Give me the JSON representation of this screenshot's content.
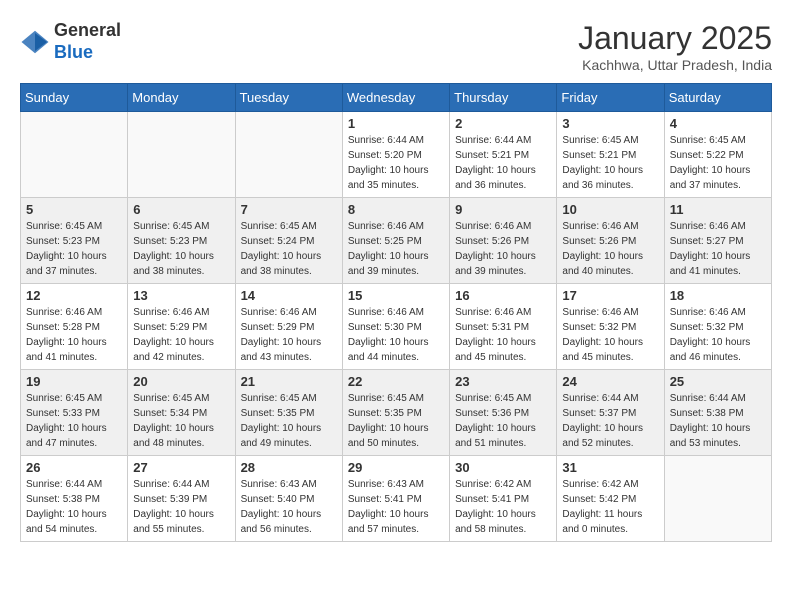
{
  "header": {
    "logo_general": "General",
    "logo_blue": "Blue",
    "month_title": "January 2025",
    "location": "Kachhwa, Uttar Pradesh, India"
  },
  "weekdays": [
    "Sunday",
    "Monday",
    "Tuesday",
    "Wednesday",
    "Thursday",
    "Friday",
    "Saturday"
  ],
  "weeks": [
    [
      {
        "day": "",
        "info": ""
      },
      {
        "day": "",
        "info": ""
      },
      {
        "day": "",
        "info": ""
      },
      {
        "day": "1",
        "info": "Sunrise: 6:44 AM\nSunset: 5:20 PM\nDaylight: 10 hours\nand 35 minutes."
      },
      {
        "day": "2",
        "info": "Sunrise: 6:44 AM\nSunset: 5:21 PM\nDaylight: 10 hours\nand 36 minutes."
      },
      {
        "day": "3",
        "info": "Sunrise: 6:45 AM\nSunset: 5:21 PM\nDaylight: 10 hours\nand 36 minutes."
      },
      {
        "day": "4",
        "info": "Sunrise: 6:45 AM\nSunset: 5:22 PM\nDaylight: 10 hours\nand 37 minutes."
      }
    ],
    [
      {
        "day": "5",
        "info": "Sunrise: 6:45 AM\nSunset: 5:23 PM\nDaylight: 10 hours\nand 37 minutes."
      },
      {
        "day": "6",
        "info": "Sunrise: 6:45 AM\nSunset: 5:23 PM\nDaylight: 10 hours\nand 38 minutes."
      },
      {
        "day": "7",
        "info": "Sunrise: 6:45 AM\nSunset: 5:24 PM\nDaylight: 10 hours\nand 38 minutes."
      },
      {
        "day": "8",
        "info": "Sunrise: 6:46 AM\nSunset: 5:25 PM\nDaylight: 10 hours\nand 39 minutes."
      },
      {
        "day": "9",
        "info": "Sunrise: 6:46 AM\nSunset: 5:26 PM\nDaylight: 10 hours\nand 39 minutes."
      },
      {
        "day": "10",
        "info": "Sunrise: 6:46 AM\nSunset: 5:26 PM\nDaylight: 10 hours\nand 40 minutes."
      },
      {
        "day": "11",
        "info": "Sunrise: 6:46 AM\nSunset: 5:27 PM\nDaylight: 10 hours\nand 41 minutes."
      }
    ],
    [
      {
        "day": "12",
        "info": "Sunrise: 6:46 AM\nSunset: 5:28 PM\nDaylight: 10 hours\nand 41 minutes."
      },
      {
        "day": "13",
        "info": "Sunrise: 6:46 AM\nSunset: 5:29 PM\nDaylight: 10 hours\nand 42 minutes."
      },
      {
        "day": "14",
        "info": "Sunrise: 6:46 AM\nSunset: 5:29 PM\nDaylight: 10 hours\nand 43 minutes."
      },
      {
        "day": "15",
        "info": "Sunrise: 6:46 AM\nSunset: 5:30 PM\nDaylight: 10 hours\nand 44 minutes."
      },
      {
        "day": "16",
        "info": "Sunrise: 6:46 AM\nSunset: 5:31 PM\nDaylight: 10 hours\nand 45 minutes."
      },
      {
        "day": "17",
        "info": "Sunrise: 6:46 AM\nSunset: 5:32 PM\nDaylight: 10 hours\nand 45 minutes."
      },
      {
        "day": "18",
        "info": "Sunrise: 6:46 AM\nSunset: 5:32 PM\nDaylight: 10 hours\nand 46 minutes."
      }
    ],
    [
      {
        "day": "19",
        "info": "Sunrise: 6:45 AM\nSunset: 5:33 PM\nDaylight: 10 hours\nand 47 minutes."
      },
      {
        "day": "20",
        "info": "Sunrise: 6:45 AM\nSunset: 5:34 PM\nDaylight: 10 hours\nand 48 minutes."
      },
      {
        "day": "21",
        "info": "Sunrise: 6:45 AM\nSunset: 5:35 PM\nDaylight: 10 hours\nand 49 minutes."
      },
      {
        "day": "22",
        "info": "Sunrise: 6:45 AM\nSunset: 5:35 PM\nDaylight: 10 hours\nand 50 minutes."
      },
      {
        "day": "23",
        "info": "Sunrise: 6:45 AM\nSunset: 5:36 PM\nDaylight: 10 hours\nand 51 minutes."
      },
      {
        "day": "24",
        "info": "Sunrise: 6:44 AM\nSunset: 5:37 PM\nDaylight: 10 hours\nand 52 minutes."
      },
      {
        "day": "25",
        "info": "Sunrise: 6:44 AM\nSunset: 5:38 PM\nDaylight: 10 hours\nand 53 minutes."
      }
    ],
    [
      {
        "day": "26",
        "info": "Sunrise: 6:44 AM\nSunset: 5:38 PM\nDaylight: 10 hours\nand 54 minutes."
      },
      {
        "day": "27",
        "info": "Sunrise: 6:44 AM\nSunset: 5:39 PM\nDaylight: 10 hours\nand 55 minutes."
      },
      {
        "day": "28",
        "info": "Sunrise: 6:43 AM\nSunset: 5:40 PM\nDaylight: 10 hours\nand 56 minutes."
      },
      {
        "day": "29",
        "info": "Sunrise: 6:43 AM\nSunset: 5:41 PM\nDaylight: 10 hours\nand 57 minutes."
      },
      {
        "day": "30",
        "info": "Sunrise: 6:42 AM\nSunset: 5:41 PM\nDaylight: 10 hours\nand 58 minutes."
      },
      {
        "day": "31",
        "info": "Sunrise: 6:42 AM\nSunset: 5:42 PM\nDaylight: 11 hours\nand 0 minutes."
      },
      {
        "day": "",
        "info": ""
      }
    ]
  ]
}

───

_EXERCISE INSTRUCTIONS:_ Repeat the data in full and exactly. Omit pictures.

_RESPONSE:_
Give me the JSON representation of this screenshot's content.
{
  "header": {
    "logo_general": "General",
    "logo_blue": "Blue",
    "month_title": "January 2025",
    "location": "Kachhwa, Uttar Pradesh, India"
  },
  "weekdays": [
    "Sunday",
    "Monday",
    "Tuesday",
    "Wednesday",
    "Thursday",
    "Friday",
    "Saturday"
  ],
  "weeks": [
    [
      {
        "day": "",
        "info": ""
      },
      {
        "day": "",
        "info": ""
      },
      {
        "day": "",
        "info": ""
      },
      {
        "day": "1",
        "info": "Sunrise: 6:44 AM\nSunset: 5:20 PM\nDaylight: 10 hours\nand 35 minutes."
      },
      {
        "day": "2",
        "info": "Sunrise: 6:44 AM\nSunset: 5:21 PM\nDaylight: 10 hours\nand 36 minutes."
      },
      {
        "day": "3",
        "info": "Sunrise: 6:45 AM\nSunset: 5:21 PM\nDaylight: 10 hours\nand 36 minutes."
      },
      {
        "day": "4",
        "info": "Sunrise: 6:45 AM\nSunset: 5:22 PM\nDaylight: 10 hours\nand 37 minutes."
      }
    ],
    [
      {
        "day": "5",
        "info": "Sunrise: 6:45 AM\nSunset: 5:23 PM\nDaylight: 10 hours\nand 37 minutes."
      },
      {
        "day": "6",
        "info": "Sunrise: 6:45 AM\nSunset: 5:23 PM\nDaylight: 10 hours\nand 38 minutes."
      },
      {
        "day": "7",
        "info": "Sunrise: 6:45 AM\nSunset: 5:24 PM\nDaylight: 10 hours\nand 38 minutes."
      },
      {
        "day": "8",
        "info": "Sunrise: 6:46 AM\nSunset: 5:25 PM\nDaylight: 10 hours\nand 39 minutes."
      },
      {
        "day": "9",
        "info": "Sunrise: 6:46 AM\nSunset: 5:26 PM\nDaylight: 10 hours\nand 39 minutes."
      },
      {
        "day": "10",
        "info": "Sunrise: 6:46 AM\nSunset: 5:26 PM\nDaylight: 10 hours\nand 40 minutes."
      },
      {
        "day": "11",
        "info": "Sunrise: 6:46 AM\nSunset: 5:27 PM\nDaylight: 10 hours\nand 41 minutes."
      }
    ],
    [
      {
        "day": "12",
        "info": "Sunrise: 6:46 AM\nSunset: 5:28 PM\nDaylight: 10 hours\nand 41 minutes."
      },
      {
        "day": "13",
        "info": "Sunrise: 6:46 AM\nSunset: 5:29 PM\nDaylight: 10 hours\nand 42 minutes."
      },
      {
        "day": "14",
        "info": "Sunrise: 6:46 AM\nSunset: 5:29 PM\nDaylight: 10 hours\nand 43 minutes."
      },
      {
        "day": "15",
        "info": "Sunrise: 6:46 AM\nSunset: 5:30 PM\nDaylight: 10 hours\nand 44 minutes."
      },
      {
        "day": "16",
        "info": "Sunrise: 6:46 AM\nSunset: 5:31 PM\nDaylight: 10 hours\nand 45 minutes."
      },
      {
        "day": "17",
        "info": "Sunrise: 6:46 AM\nSunset: 5:32 PM\nDaylight: 10 hours\nand 45 minutes."
      },
      {
        "day": "18",
        "info": "Sunrise: 6:46 AM\nSunset: 5:32 PM\nDaylight: 10 hours\nand 46 minutes."
      }
    ],
    [
      {
        "day": "19",
        "info": "Sunrise: 6:45 AM\nSunset: 5:33 PM\nDaylight: 10 hours\nand 47 minutes."
      },
      {
        "day": "20",
        "info": "Sunrise: 6:45 AM\nSunset: 5:34 PM\nDaylight: 10 hours\nand 48 minutes."
      },
      {
        "day": "21",
        "info": "Sunrise: 6:45 AM\nSunset: 5:35 PM\nDaylight: 10 hours\nand 49 minutes."
      },
      {
        "day": "22",
        "info": "Sunrise: 6:45 AM\nSunset: 5:35 PM\nDaylight: 10 hours\nand 50 minutes."
      },
      {
        "day": "23",
        "info": "Sunrise: 6:45 AM\nSunset: 5:36 PM\nDaylight: 10 hours\nand 51 minutes."
      },
      {
        "day": "24",
        "info": "Sunrise: 6:44 AM\nSunset: 5:37 PM\nDaylight: 10 hours\nand 52 minutes."
      },
      {
        "day": "25",
        "info": "Sunrise: 6:44 AM\nSunset: 5:38 PM\nDaylight: 10 hours\nand 53 minutes."
      }
    ],
    [
      {
        "day": "26",
        "info": "Sunrise: 6:44 AM\nSunset: 5:38 PM\nDaylight: 10 hours\nand 54 minutes."
      },
      {
        "day": "27",
        "info": "Sunrise: 6:44 AM\nSunset: 5:39 PM\nDaylight: 10 hours\nand 55 minutes."
      },
      {
        "day": "28",
        "info": "Sunrise: 6:43 AM\nSunset: 5:40 PM\nDaylight: 10 hours\nand 56 minutes."
      },
      {
        "day": "29",
        "info": "Sunrise: 6:43 AM\nSunset: 5:41 PM\nDaylight: 10 hours\nand 57 minutes."
      },
      {
        "day": "30",
        "info": "Sunrise: 6:42 AM\nSunset: 5:41 PM\nDaylight: 10 hours\nand 58 minutes."
      },
      {
        "day": "31",
        "info": "Sunrise: 6:42 AM\nSunset: 5:42 PM\nDaylight: 11 hours\nand 0 minutes."
      },
      {
        "day": "",
        "info": ""
      }
    ]
  ]
}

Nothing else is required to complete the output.